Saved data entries
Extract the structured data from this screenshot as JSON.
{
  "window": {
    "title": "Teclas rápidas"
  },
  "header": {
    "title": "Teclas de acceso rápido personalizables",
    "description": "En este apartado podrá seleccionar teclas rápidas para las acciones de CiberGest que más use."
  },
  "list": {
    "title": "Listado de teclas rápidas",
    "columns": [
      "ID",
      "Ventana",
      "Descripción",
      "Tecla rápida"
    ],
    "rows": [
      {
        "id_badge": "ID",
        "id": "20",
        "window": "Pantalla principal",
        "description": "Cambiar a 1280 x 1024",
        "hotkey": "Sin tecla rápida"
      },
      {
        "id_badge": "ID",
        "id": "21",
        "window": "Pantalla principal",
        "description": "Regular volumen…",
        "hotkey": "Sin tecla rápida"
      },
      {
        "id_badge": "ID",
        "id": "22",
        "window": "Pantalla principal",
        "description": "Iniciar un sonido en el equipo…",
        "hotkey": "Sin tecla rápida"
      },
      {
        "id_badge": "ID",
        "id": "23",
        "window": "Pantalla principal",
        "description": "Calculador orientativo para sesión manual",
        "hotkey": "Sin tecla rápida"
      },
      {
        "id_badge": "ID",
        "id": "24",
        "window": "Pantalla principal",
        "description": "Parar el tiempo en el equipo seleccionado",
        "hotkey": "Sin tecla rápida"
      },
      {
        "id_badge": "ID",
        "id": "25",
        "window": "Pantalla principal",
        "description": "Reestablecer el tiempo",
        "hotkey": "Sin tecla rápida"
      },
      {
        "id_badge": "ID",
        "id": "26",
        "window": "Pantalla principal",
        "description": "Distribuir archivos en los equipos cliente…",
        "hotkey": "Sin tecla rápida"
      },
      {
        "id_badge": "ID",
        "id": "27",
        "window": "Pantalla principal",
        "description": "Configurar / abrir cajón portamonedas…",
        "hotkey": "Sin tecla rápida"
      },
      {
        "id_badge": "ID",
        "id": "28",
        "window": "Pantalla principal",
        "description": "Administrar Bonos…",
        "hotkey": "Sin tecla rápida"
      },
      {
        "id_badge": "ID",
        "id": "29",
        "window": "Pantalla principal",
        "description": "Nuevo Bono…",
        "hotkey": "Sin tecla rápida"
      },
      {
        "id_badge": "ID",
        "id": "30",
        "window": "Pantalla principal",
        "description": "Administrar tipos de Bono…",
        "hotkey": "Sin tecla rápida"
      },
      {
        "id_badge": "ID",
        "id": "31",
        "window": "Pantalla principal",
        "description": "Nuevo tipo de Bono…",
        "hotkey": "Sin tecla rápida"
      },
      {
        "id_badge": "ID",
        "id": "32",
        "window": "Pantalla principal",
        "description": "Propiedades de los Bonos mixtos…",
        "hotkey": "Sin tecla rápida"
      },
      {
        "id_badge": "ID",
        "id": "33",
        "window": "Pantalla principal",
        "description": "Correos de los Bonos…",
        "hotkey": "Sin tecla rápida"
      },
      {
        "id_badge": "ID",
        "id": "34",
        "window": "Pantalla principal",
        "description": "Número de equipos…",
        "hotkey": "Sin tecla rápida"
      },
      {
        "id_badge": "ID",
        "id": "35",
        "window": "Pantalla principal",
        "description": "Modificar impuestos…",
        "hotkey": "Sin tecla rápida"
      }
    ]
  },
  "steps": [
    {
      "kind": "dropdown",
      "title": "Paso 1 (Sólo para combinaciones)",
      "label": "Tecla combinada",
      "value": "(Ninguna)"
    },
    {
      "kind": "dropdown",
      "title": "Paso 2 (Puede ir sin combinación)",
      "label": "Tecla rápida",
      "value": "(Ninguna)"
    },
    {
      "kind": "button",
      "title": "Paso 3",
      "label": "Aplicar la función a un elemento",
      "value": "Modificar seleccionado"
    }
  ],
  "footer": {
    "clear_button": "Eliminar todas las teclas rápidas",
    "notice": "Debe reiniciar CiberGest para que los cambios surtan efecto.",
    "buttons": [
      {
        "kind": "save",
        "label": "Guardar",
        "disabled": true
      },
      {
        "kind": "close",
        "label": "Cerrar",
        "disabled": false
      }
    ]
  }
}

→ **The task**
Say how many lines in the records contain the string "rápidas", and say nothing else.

→ **Completed task**
4